----- Material supplied
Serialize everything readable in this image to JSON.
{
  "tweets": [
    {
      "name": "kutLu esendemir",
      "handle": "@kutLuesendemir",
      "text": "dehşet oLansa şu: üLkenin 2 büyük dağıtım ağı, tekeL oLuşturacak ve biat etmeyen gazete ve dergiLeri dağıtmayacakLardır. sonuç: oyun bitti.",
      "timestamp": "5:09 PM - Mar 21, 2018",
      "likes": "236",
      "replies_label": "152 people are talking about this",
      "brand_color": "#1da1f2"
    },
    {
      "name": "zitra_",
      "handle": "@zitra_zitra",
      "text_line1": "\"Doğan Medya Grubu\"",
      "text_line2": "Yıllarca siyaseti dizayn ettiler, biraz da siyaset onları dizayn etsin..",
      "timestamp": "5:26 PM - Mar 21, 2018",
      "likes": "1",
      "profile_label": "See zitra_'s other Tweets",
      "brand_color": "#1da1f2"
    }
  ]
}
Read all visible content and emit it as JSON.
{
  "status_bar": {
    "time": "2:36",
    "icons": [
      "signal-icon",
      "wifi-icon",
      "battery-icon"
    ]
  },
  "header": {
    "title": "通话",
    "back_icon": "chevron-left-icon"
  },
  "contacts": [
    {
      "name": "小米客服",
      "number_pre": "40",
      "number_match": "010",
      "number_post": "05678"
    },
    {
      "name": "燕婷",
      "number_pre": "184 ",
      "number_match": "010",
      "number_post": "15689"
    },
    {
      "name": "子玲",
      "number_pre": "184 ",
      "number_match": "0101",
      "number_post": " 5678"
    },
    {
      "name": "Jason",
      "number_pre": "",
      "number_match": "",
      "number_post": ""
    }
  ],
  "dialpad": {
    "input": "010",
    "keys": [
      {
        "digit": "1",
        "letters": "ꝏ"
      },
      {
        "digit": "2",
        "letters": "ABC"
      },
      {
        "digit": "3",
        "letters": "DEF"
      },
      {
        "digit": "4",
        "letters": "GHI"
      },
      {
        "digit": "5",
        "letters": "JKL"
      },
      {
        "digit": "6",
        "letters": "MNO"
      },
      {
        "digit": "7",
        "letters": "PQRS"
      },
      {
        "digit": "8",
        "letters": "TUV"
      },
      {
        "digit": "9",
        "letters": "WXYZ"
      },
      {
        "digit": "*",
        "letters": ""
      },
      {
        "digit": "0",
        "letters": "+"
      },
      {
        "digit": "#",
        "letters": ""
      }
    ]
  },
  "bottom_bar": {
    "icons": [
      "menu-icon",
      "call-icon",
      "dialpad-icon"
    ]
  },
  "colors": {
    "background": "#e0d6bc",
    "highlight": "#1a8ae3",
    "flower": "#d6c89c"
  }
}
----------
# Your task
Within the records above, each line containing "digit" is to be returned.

# Completed exercise
        "digit": "1",
        "digit": "2",
        "digit": "3",
        "digit": "4",
        "digit": "5",
        "digit": "6",
        "digit": "7",
        "digit": "8",
        "digit": "9",
        "digit": "*",
        "digit": "0",
        "digit": "#",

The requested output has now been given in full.